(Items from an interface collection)
>>>

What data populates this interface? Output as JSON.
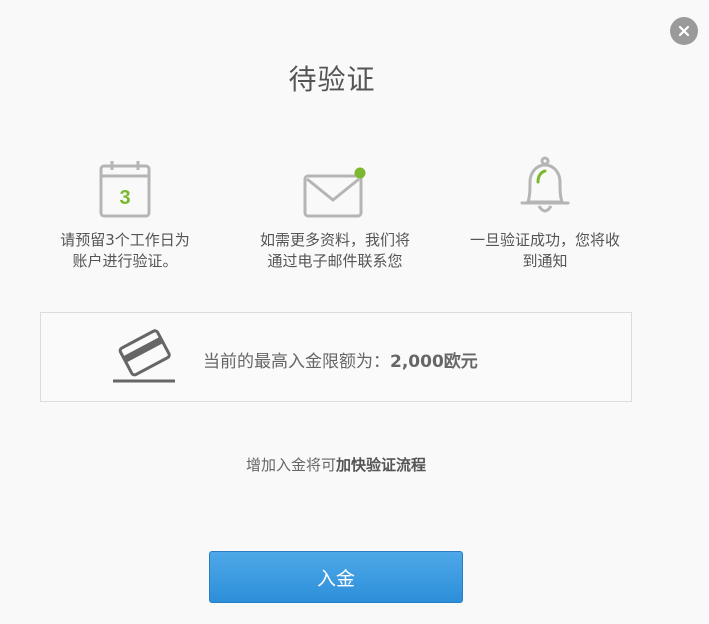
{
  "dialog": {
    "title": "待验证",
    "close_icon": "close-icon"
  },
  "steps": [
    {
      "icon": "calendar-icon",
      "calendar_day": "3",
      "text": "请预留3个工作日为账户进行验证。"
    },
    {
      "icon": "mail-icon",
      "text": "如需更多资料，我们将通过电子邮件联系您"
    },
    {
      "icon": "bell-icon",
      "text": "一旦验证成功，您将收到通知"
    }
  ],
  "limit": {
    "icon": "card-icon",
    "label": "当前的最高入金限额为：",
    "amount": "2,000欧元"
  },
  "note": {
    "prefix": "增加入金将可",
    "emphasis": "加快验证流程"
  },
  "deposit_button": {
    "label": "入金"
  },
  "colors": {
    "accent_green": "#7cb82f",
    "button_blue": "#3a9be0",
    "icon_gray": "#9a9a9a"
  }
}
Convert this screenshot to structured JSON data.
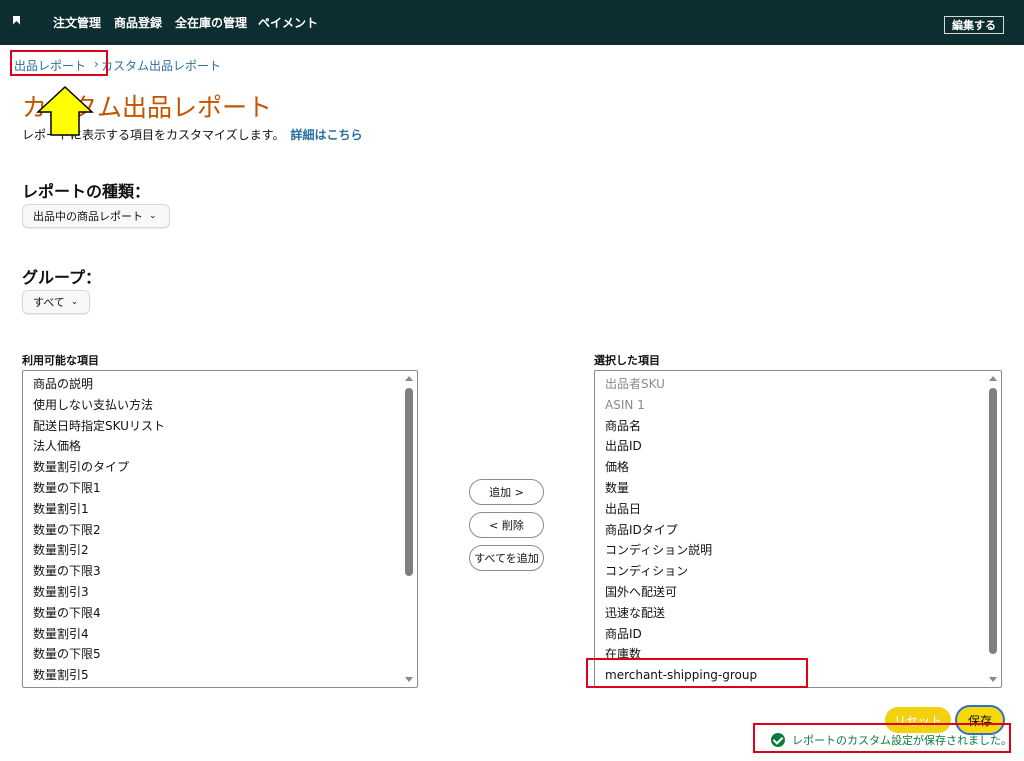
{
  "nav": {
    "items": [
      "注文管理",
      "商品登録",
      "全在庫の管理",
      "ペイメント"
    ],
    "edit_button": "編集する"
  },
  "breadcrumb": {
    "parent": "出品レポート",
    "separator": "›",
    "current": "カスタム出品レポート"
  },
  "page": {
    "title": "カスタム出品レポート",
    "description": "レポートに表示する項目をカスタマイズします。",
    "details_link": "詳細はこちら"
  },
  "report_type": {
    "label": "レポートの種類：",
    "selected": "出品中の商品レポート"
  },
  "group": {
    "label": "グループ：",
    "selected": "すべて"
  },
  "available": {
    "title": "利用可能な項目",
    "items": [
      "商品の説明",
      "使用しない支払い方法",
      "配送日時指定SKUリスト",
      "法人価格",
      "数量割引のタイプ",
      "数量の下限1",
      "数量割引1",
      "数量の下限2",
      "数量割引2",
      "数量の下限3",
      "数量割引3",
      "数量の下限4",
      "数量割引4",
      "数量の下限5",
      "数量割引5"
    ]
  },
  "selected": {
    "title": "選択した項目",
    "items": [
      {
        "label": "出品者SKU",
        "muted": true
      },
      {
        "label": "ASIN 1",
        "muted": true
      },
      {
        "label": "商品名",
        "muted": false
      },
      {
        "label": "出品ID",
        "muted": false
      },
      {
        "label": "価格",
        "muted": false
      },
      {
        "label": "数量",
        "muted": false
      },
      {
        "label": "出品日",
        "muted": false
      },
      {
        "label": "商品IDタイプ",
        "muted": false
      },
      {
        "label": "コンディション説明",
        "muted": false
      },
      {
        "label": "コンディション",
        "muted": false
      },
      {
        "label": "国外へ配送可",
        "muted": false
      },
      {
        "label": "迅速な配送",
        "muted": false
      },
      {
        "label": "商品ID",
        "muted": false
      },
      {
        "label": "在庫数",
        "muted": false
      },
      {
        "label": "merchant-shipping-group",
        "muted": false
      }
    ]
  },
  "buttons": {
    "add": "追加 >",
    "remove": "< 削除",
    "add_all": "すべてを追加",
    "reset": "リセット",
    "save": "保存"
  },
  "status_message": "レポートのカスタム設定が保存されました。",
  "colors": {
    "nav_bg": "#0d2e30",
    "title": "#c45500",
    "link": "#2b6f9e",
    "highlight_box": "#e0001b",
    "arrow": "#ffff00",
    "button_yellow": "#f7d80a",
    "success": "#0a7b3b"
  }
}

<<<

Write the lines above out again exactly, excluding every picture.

What data populates this interface? Output as JSON.
{
  "dialog": {
    "title": "待验证",
    "close_icon": "close-icon"
  },
  "steps": [
    {
      "icon": "calendar-icon",
      "calendar_day": "3",
      "text": "请预留3个工作日为账户进行验证。"
    },
    {
      "icon": "mail-icon",
      "text": "如需更多资料，我们将通过电子邮件联系您"
    },
    {
      "icon": "bell-icon",
      "text": "一旦验证成功，您将收到通知"
    }
  ],
  "limit": {
    "icon": "card-icon",
    "label": "当前的最高入金限额为：",
    "amount": "2,000欧元"
  },
  "note": {
    "prefix": "增加入金将可",
    "emphasis": "加快验证流程"
  },
  "deposit_button": {
    "label": "入金"
  },
  "colors": {
    "accent_green": "#7cb82f",
    "button_blue": "#3a9be0",
    "icon_gray": "#9a9a9a"
  }
}
Convert this screenshot to structured JSON data.
{
  "nav": {
    "items": [
      "注文管理",
      "商品登録",
      "全在庫の管理",
      "ペイメント"
    ],
    "edit_button": "編集する"
  },
  "breadcrumb": {
    "parent": "出品レポート",
    "separator": "›",
    "current": "カスタム出品レポート"
  },
  "page": {
    "title": "カスタム出品レポート",
    "description": "レポートに表示する項目をカスタマイズします。",
    "details_link": "詳細はこちら"
  },
  "report_type": {
    "label": "レポートの種類：",
    "selected": "出品中の商品レポート"
  },
  "group": {
    "label": "グループ：",
    "selected": "すべて"
  },
  "available": {
    "title": "利用可能な項目",
    "items": [
      "商品の説明",
      "使用しない支払い方法",
      "配送日時指定SKUリスト",
      "法人価格",
      "数量割引のタイプ",
      "数量の下限1",
      "数量割引1",
      "数量の下限2",
      "数量割引2",
      "数量の下限3",
      "数量割引3",
      "数量の下限4",
      "数量割引4",
      "数量の下限5",
      "数量割引5"
    ]
  },
  "selected": {
    "title": "選択した項目",
    "items": [
      {
        "label": "出品者SKU",
        "muted": true
      },
      {
        "label": "ASIN 1",
        "muted": true
      },
      {
        "label": "商品名",
        "muted": false
      },
      {
        "label": "出品ID",
        "muted": false
      },
      {
        "label": "価格",
        "muted": false
      },
      {
        "label": "数量",
        "muted": false
      },
      {
        "label": "出品日",
        "muted": false
      },
      {
        "label": "商品IDタイプ",
        "muted": false
      },
      {
        "label": "コンディション説明",
        "muted": false
      },
      {
        "label": "コンディション",
        "muted": false
      },
      {
        "label": "国外へ配送可",
        "muted": false
      },
      {
        "label": "迅速な配送",
        "muted": false
      },
      {
        "label": "商品ID",
        "muted": false
      },
      {
        "label": "在庫数",
        "muted": false
      },
      {
        "label": "merchant-shipping-group",
        "muted": false
      }
    ]
  },
  "buttons": {
    "add": "追加 >",
    "remove": "< 削除",
    "add_all": "すべてを追加",
    "reset": "リセット",
    "save": "保存"
  },
  "status_message": "レポートのカスタム設定が保存されました。",
  "colors": {
    "nav_bg": "#0d2e30",
    "title": "#c45500",
    "link": "#2b6f9e",
    "highlight_box": "#e0001b",
    "arrow": "#ffff00",
    "button_yellow": "#f7d80a",
    "success": "#0a7b3b"
  }
}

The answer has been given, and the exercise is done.